DOT must take steps to help itself, too

Shortfalls in state funding continue to fuel road problems and a rising number of traffic jams like this one on I-26. (Paul Zoeller/Staff)

More funding for the state Department of Transportation has been at the top of this year’s legislative agenda, recognizing the worsening condition of South Carolina’s roads and bridges. A comprehensive report on the DOT by the Legislative Audit Council underscores that point — highway infrastructure has gotten significantly worse in just the last six years. And the audit recognizes that the agency doesn’t have adequate funds to make the necessary improvements.

But the LAC report cites numerous shortcomings that the DOT itself could address on its own to ensure that its limited funds are spent in the most productive manner. For example, the audit finds that the DOT has failed to live up to the standards mandated under the 2006 reform legislation, requiring it to list projects on a priority ranking and fund them accordingly. And the agency hasn’t kept that list updated to reflect current conditions, the LAC concluded.

Nor has the DOT always taken the most efficient route to maintain and repair crumbling roadways. The difference in cost for repairing a road that is listed as needing “preservation” and one requiring “reconstruction” is nothing short of phenomenal. The first costs $21,900 a mile and the second $188,000. Allowing roads to decline into a terminal state of disrepair is dangerous to drivers and painful for the DOT’s maintenance budget.

The LAC also questions the oft-repeated estimate of the annual $1.4 billion shortfall in road funding needs, cited by the DOT. The figure is based on “a large number of assumptions, some of which have become less accurate in the time since the estimate was made.” Clearly a more accurate measure is required as the DOT seeks additional funding to bring state roads and bridges up to an acceptable standard of safety and utility.

The LAC does acknowledge that the current level of funding is woefully inadequate. While revenues have increased by 12 percent over the last 10 years, they haven’t kept pace with inflation, 34 percent over the same period. And it questions whether a simple gas tax increase can do the job. It cites the need for a mixture of new revenue, possibly to include surcharges on insurance premiums, alternative or electric vehicle user fees, fees on vehicle miles traveled and rental car fees.

It does not, however, recommend giving the agency more money from the general fund, as the Legislature is preparing to do.

Of course, none of those other revenue sources has the additional benefit of getting a 30 percent contribution from out-of-state motorists, as does the gas tax. The state’s gas tax, one of the nation’s lowest, hasn’t been raised since 1987.

The audit concludes that the DOT’s agency’s awkward form of governance — the Legislature picks most of the highway commissioners and the governor selects the secretary of transportation — results in a lack of direction, performance and accountability. A plan approved by the Senate last month would change that system by giving the governor responsibility for the selection of the commission, which would choose the secretary of transportation.

The audit findings should inform the House as it continues its work on DOT funding and reform.

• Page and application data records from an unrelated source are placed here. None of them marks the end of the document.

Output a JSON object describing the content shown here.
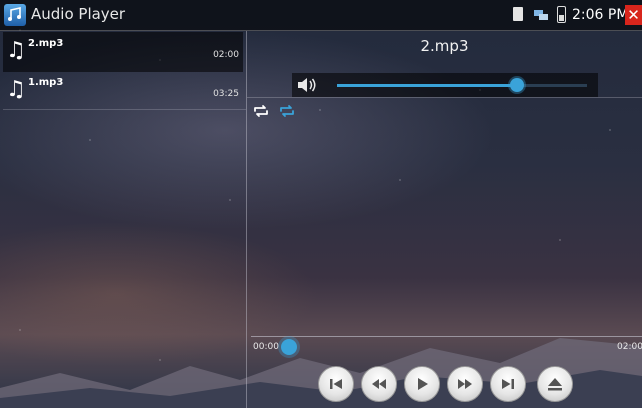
{
  "app": {
    "title": "Audio Player"
  },
  "status": {
    "time": "2:06 PM",
    "close_label": "✕"
  },
  "playlist": [
    {
      "name": "2.mp3",
      "duration": "02:00",
      "active": true
    },
    {
      "name": "1.mp3",
      "duration": "03:25",
      "active": false
    }
  ],
  "now_playing": {
    "title": "2.mp3",
    "volume_fraction": 0.72,
    "current_time": "00:00",
    "total_time": "02:00",
    "progress_fraction": 0.0
  },
  "controls": {
    "icons": [
      "previous-icon",
      "rewind-icon",
      "play-icon",
      "fast-forward-icon",
      "next-icon",
      "eject-icon"
    ]
  },
  "colors": {
    "accent": "#3aa3d9",
    "close": "#d8251c",
    "panel": "#000000"
  }
}
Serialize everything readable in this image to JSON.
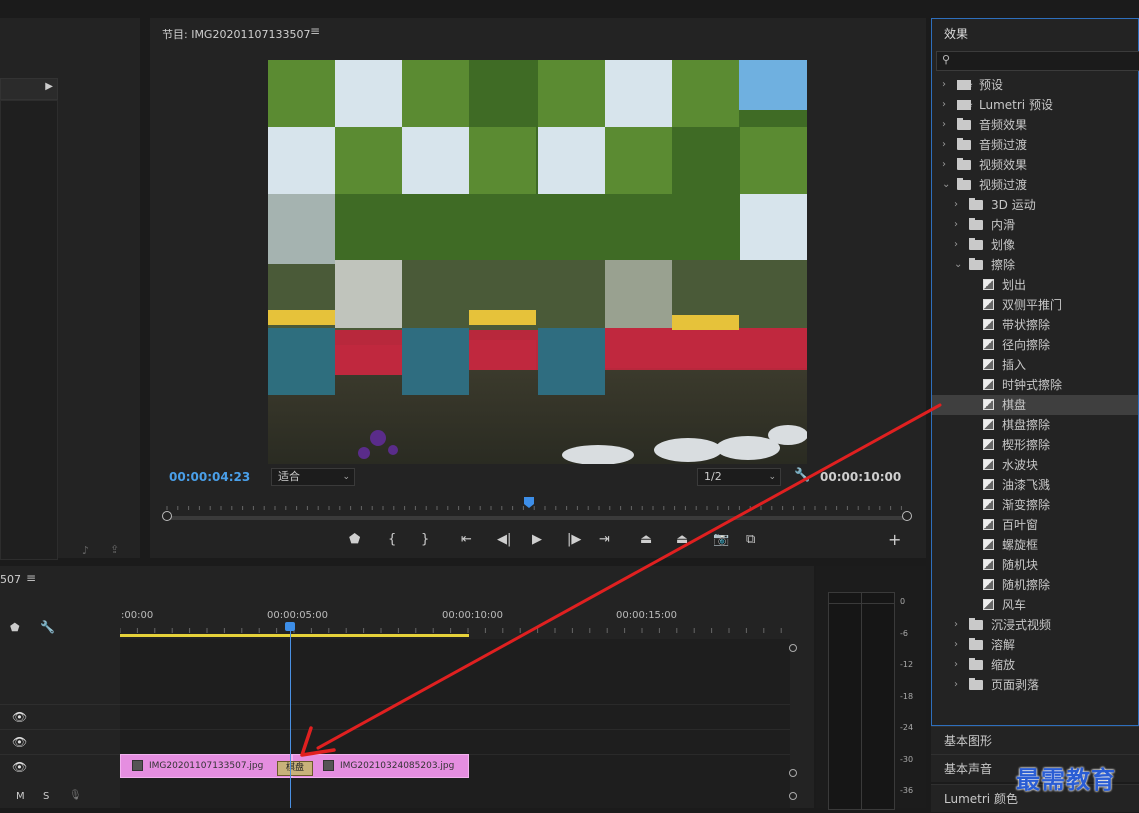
{
  "monitor": {
    "title": "节目: IMG20201107133507",
    "menu_icon": "≡",
    "timecode_current": "00:00:04:23",
    "timecode_duration": "00:00:10:00",
    "fit_value": "适合",
    "resolution_value": "1/2"
  },
  "effects_panel": {
    "title": "效果",
    "search_icon": "magnifier-icon",
    "items": [
      {
        "label": "预设",
        "level": 0,
        "kind": "preset-folder",
        "expanded": false
      },
      {
        "label": "Lumetri 预设",
        "level": 0,
        "kind": "preset-folder",
        "expanded": false
      },
      {
        "label": "音频效果",
        "level": 0,
        "kind": "folder",
        "expanded": false
      },
      {
        "label": "音频过渡",
        "level": 0,
        "kind": "folder",
        "expanded": false
      },
      {
        "label": "视频效果",
        "level": 0,
        "kind": "folder",
        "expanded": false
      },
      {
        "label": "视频过渡",
        "level": 0,
        "kind": "folder",
        "expanded": true
      },
      {
        "label": "3D 运动",
        "level": 1,
        "kind": "folder",
        "expanded": false
      },
      {
        "label": "内滑",
        "level": 1,
        "kind": "folder",
        "expanded": false
      },
      {
        "label": "划像",
        "level": 1,
        "kind": "folder",
        "expanded": false
      },
      {
        "label": "擦除",
        "level": 1,
        "kind": "folder",
        "expanded": true
      },
      {
        "label": "划出",
        "level": 2,
        "kind": "transition"
      },
      {
        "label": "双侧平推门",
        "level": 2,
        "kind": "transition"
      },
      {
        "label": "带状擦除",
        "level": 2,
        "kind": "transition"
      },
      {
        "label": "径向擦除",
        "level": 2,
        "kind": "transition"
      },
      {
        "label": "插入",
        "level": 2,
        "kind": "transition"
      },
      {
        "label": "时钟式擦除",
        "level": 2,
        "kind": "transition"
      },
      {
        "label": "棋盘",
        "level": 2,
        "kind": "transition",
        "selected": true
      },
      {
        "label": "棋盘擦除",
        "level": 2,
        "kind": "transition"
      },
      {
        "label": "楔形擦除",
        "level": 2,
        "kind": "transition"
      },
      {
        "label": "水波块",
        "level": 2,
        "kind": "transition"
      },
      {
        "label": "油漆飞溅",
        "level": 2,
        "kind": "transition"
      },
      {
        "label": "渐变擦除",
        "level": 2,
        "kind": "transition"
      },
      {
        "label": "百叶窗",
        "level": 2,
        "kind": "transition"
      },
      {
        "label": "螺旋框",
        "level": 2,
        "kind": "transition"
      },
      {
        "label": "随机块",
        "level": 2,
        "kind": "transition"
      },
      {
        "label": "随机擦除",
        "level": 2,
        "kind": "transition"
      },
      {
        "label": "风车",
        "level": 2,
        "kind": "transition"
      },
      {
        "label": "沉浸式视频",
        "level": 1,
        "kind": "folder",
        "expanded": false
      },
      {
        "label": "溶解",
        "level": 1,
        "kind": "folder",
        "expanded": false
      },
      {
        "label": "缩放",
        "level": 1,
        "kind": "folder",
        "expanded": false
      },
      {
        "label": "页面剥落",
        "level": 1,
        "kind": "folder",
        "expanded": false
      }
    ]
  },
  "side_tabs": [
    "基本图形",
    "基本声音",
    "Lumetri 颜色"
  ],
  "timeline": {
    "title": "507",
    "menu_icon": "≡",
    "ruler_labels": [
      ":00:00",
      "00:00:05:00",
      "00:00:10:00",
      "00:00:15:00"
    ],
    "clips": [
      {
        "name": "IMG20201107133507.jpg"
      },
      {
        "name": "IMG20210324085203.jpg"
      }
    ],
    "transition_label": "棋盘",
    "track_buttons": {
      "m": "M",
      "s": "S"
    }
  },
  "meter": {
    "db_labels": [
      "0",
      "-6",
      "-12",
      "-18",
      "-24",
      "-30",
      "-36"
    ]
  },
  "watermark": "最需教育",
  "colors": {
    "accent_blue": "#4a9fe8",
    "clip_pink": "#e58ee0",
    "work_area_yellow": "#e6d23a",
    "arrow_red": "#e02020",
    "watermark_blue": "#2a5dd4"
  }
}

But many of the recommendations, such as improving the priority list and using maintenance dollars to better effect, can be undertaken within the confines of the agency. And while the agency balks at the LAC’s criticism on priority rankings, it has already endorsed some of the ideas in the audit.

Since the DOT is operationally a Cabinet agency, Gov. Nikki Haley should provide DOT oversight as needed on intra-agency improvements.

There is no question that the DOT needs more resources, and it can make the best case for legislative support toward that end by improving its own track record to the extent fiscally possible.